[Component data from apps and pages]
________________________________________
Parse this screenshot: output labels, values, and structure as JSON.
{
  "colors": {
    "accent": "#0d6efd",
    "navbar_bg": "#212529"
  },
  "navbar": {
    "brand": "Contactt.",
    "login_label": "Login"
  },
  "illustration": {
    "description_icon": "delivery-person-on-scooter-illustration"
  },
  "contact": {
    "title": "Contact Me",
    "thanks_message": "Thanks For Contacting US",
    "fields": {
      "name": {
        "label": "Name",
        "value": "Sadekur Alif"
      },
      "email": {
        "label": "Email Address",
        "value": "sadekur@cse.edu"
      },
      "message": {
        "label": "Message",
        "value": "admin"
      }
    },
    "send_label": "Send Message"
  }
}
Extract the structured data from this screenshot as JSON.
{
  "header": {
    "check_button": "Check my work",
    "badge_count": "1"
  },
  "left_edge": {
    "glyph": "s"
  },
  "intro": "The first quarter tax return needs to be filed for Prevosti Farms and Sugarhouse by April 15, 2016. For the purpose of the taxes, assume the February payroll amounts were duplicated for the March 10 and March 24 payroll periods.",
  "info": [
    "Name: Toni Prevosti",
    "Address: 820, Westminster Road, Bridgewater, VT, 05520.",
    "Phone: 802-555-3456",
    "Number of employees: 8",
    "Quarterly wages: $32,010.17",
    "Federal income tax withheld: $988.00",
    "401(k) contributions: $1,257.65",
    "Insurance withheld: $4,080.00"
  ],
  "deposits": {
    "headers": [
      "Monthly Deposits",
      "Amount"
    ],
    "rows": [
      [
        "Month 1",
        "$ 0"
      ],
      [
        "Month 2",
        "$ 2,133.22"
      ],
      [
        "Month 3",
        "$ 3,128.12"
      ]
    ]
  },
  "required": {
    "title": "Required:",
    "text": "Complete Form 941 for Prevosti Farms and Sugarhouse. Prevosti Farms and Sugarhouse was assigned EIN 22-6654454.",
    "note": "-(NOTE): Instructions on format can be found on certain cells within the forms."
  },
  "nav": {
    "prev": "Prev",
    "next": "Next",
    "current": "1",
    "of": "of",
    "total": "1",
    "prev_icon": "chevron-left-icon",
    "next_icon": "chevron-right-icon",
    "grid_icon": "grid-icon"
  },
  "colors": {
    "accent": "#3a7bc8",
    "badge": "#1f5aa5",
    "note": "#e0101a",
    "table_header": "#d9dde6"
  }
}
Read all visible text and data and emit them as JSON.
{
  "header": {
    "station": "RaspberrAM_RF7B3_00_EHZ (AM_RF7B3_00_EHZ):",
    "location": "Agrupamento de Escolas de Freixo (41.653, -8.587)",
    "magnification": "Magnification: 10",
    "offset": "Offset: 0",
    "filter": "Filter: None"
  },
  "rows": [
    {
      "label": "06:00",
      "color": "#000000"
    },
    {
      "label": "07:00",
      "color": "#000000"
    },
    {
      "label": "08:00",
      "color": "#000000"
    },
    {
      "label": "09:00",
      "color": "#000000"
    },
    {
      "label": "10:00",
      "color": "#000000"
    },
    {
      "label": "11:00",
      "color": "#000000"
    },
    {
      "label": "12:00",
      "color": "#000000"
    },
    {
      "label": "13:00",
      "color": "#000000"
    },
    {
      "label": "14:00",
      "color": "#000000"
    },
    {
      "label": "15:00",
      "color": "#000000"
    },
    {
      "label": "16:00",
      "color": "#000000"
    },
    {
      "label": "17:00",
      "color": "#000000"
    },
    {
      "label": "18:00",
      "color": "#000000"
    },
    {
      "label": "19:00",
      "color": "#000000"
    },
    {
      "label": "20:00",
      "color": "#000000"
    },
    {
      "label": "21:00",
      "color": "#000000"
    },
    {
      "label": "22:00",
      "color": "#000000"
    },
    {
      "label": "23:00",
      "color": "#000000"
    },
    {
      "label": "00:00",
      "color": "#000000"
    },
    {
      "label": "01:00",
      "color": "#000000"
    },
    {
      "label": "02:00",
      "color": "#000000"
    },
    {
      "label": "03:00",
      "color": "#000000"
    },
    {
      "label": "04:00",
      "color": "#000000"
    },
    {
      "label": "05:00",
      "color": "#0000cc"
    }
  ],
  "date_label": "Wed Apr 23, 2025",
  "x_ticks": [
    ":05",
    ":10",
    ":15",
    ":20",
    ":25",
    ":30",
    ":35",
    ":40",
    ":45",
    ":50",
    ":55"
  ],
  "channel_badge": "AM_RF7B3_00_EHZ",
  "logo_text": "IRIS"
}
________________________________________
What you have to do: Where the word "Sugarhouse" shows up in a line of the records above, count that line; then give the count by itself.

Solved problem: 2